When NFL owners read the opposing defense, they see an obvious soft spot in the line: the free-spending, high-living ways of more than 20 percent of the league’s players.
Though a lockout has been threatened for years — and despite an apparent rise in the number of football stars safeguarding their millions — roughly 380 of the NFL’s near 1,700 players still live paycheck to paycheck, according to financial experts familiar with the league.
“Therein lies the leverage these owners have to potentially use as an excuse to force the Players Association … to sneeze first,” said Reggie Wilkes, a 10-year NFL linebacker and now a financial adviser who preaches “lifestyle management” to more than 20 NFL clients. “If (union chief) DeMaurice Smith doesn’t have guys saving their money, it’s going to be difficult for them to withstand a potential lockout.”
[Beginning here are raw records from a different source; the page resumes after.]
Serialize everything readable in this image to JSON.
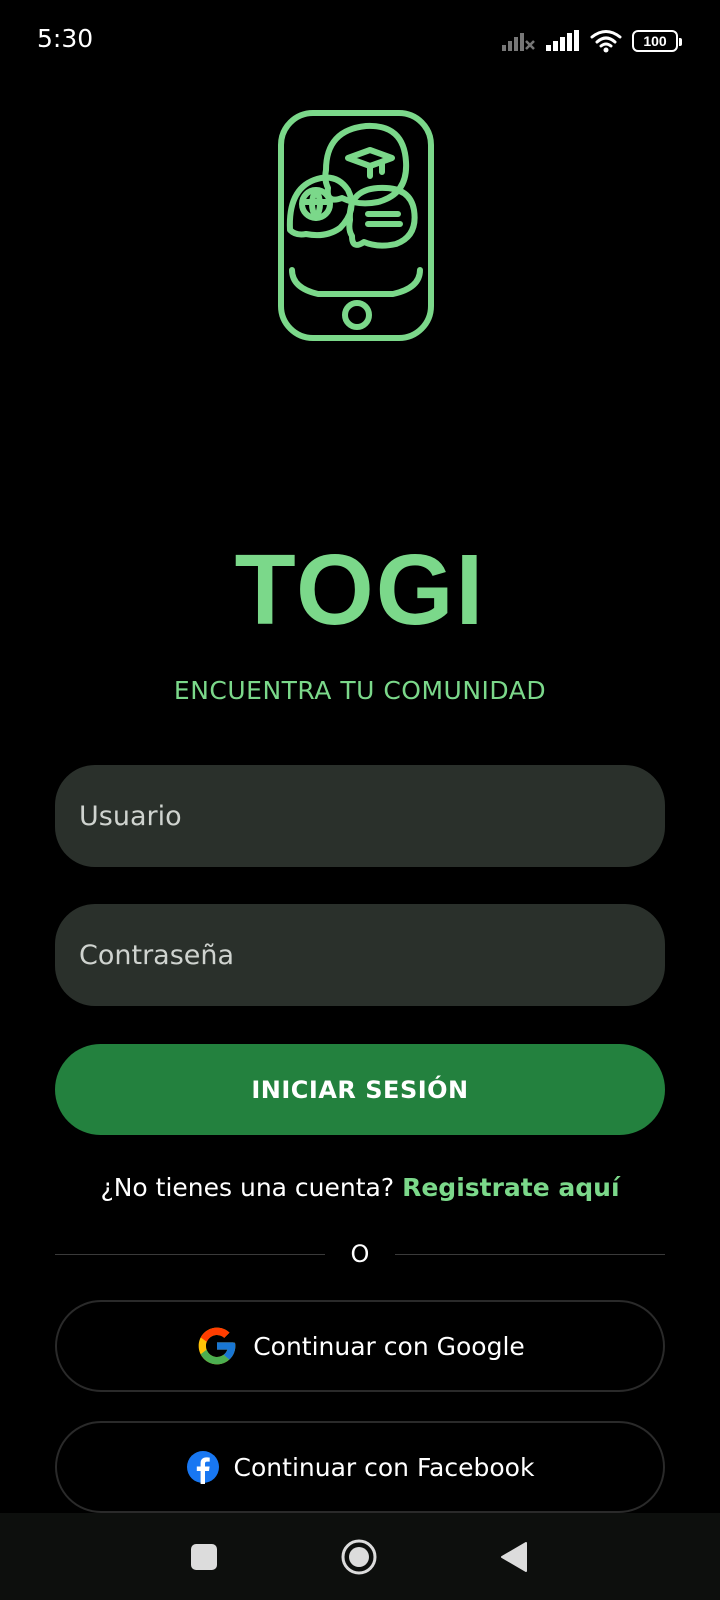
{
  "status_bar": {
    "time": "5:30",
    "battery_level": "100",
    "icons": [
      "signal-off-icon",
      "signal-icon",
      "wifi-icon",
      "battery-icon"
    ]
  },
  "app": {
    "title": "TOGI",
    "subtitle": "ENCUENTRA TU COMUNIDAD",
    "logo_icon": "phone-chat-logo"
  },
  "form": {
    "username_placeholder": "Usuario",
    "password_placeholder": "Contraseña",
    "login_label": "INICIAR SESIÓN"
  },
  "register": {
    "prompt": "¿No tienes una cuenta?",
    "link_label": "Registrate aquí"
  },
  "divider": {
    "text": "O"
  },
  "social": {
    "google_label": "Continuar con Google",
    "facebook_label": "Continuar con Facebook"
  },
  "nav": {
    "icons": [
      "recent-apps-icon",
      "home-icon",
      "back-icon"
    ]
  },
  "colors": {
    "accent": "#7bd88a",
    "primary_button": "#23813e",
    "input_background": "#2a302b",
    "background": "#000000"
  }
}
Many players are “going to be hurting,” agreed New York Jets linebacker Bart Scott, 30, a Wilkes client. Scott, who stands to earn, or lose, $6 million next season, is frugal by NFL standards, driving his 2002 Lincoln Navigator “into the ground” and purchasing a $700,000 home — relatively modest by football star standards. Scott said some “young guys” in his locker room “see what the older guys have, and they’re not there yet. They’re trying to catch up and keep up with the Joneses” by buying $2 million mansions.
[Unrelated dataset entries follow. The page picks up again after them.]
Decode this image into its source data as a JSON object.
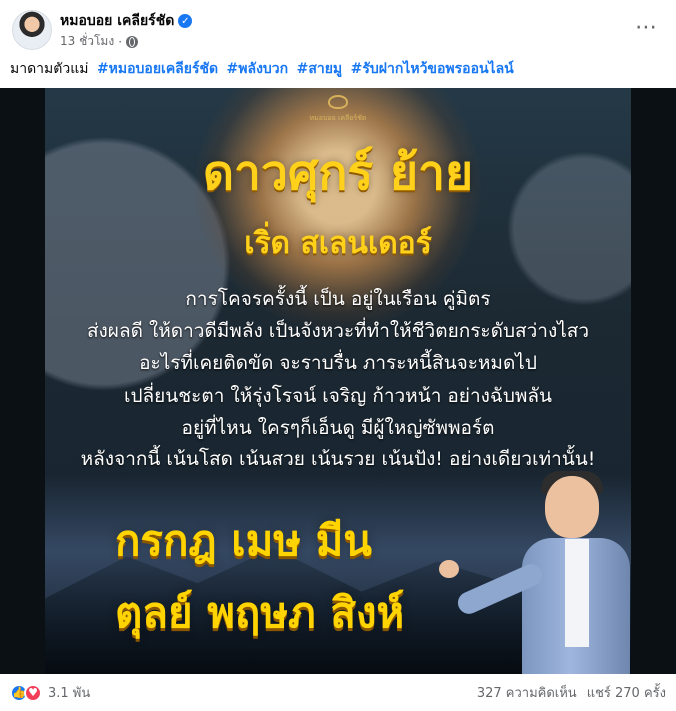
{
  "post": {
    "author_name": "หมอบอย เคลียร์ชัด",
    "time": "13 ชั่วโมง",
    "caption_prefix": "มาดามตัวแม่",
    "hashtags": [
      "#หมอบอยเคลียร์ชัด",
      "#พลังบวก",
      "#สายมู",
      "#รับฝากไหว้ขอพรออนไลน์"
    ],
    "icons": {
      "verified": "verified-icon",
      "privacy": "globe-icon",
      "more": "more-options-icon",
      "like": "like-icon",
      "love": "love-icon"
    },
    "colors": {
      "link": "#1877f2",
      "gold": "#ffd11a",
      "meta": "#65676b"
    }
  },
  "poster": {
    "brand_name": "หมอบอย เคลียร์ชัด",
    "title": "ดาวศุกร์ ย้าย",
    "subtitle": "เริ่ด สเลนเดอร์",
    "body": [
      "การโคจรครั้งนี้ เป็น อยู่ในเรือน คู่มิตร",
      "ส่งผลดี ให้ดาวดีมีพลัง เป็นจังหวะที่ทำให้ชีวิตยกระดับสว่างไสว",
      "อะไรที่เคยติดขัด จะราบรื่น ภาระหนี้สินจะหมดไป",
      "เปลี่ยนชะตา ให้รุ่งโรจน์ เจริญ ก้าวหน้า อย่างฉับพลัน",
      "อยู่ที่ไหน ใครๆก็เอ็นดู มีผู้ใหญ่ซัพพอร์ต",
      "หลังจากนี้ เน้นโสด เน้นสวย เน้นรวย เน้นปัง! อย่างเดียวเท่านั้น!"
    ],
    "zodiac_lines": [
      "กรกฎ เมษ มีน",
      "ตุลย์ พฤษภ สิงห์"
    ]
  },
  "footer": {
    "reactions_count": "3.1 พัน",
    "comments": "327 ความคิดเห็น",
    "shares": "แชร์ 270 ครั้ง"
  }
}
There is a wide variation in NFL players’ salaries. The average player salary for the 2009-10 season using USA Today’s numbers is $1,870,998. But the number isn’t particularly meaningful since superstars can earn far more and second- or third-stringers far less. The league rookie minimum salary is $320,000.
Barring a late agreement between the union and owners, players could be locked out of NFL facilities as soon as Friday.
Millionaire vs. Billionaires, and we all know big bank take lil’ bank. Hopefully they can find some common ground because no football in the winter just ain’t right.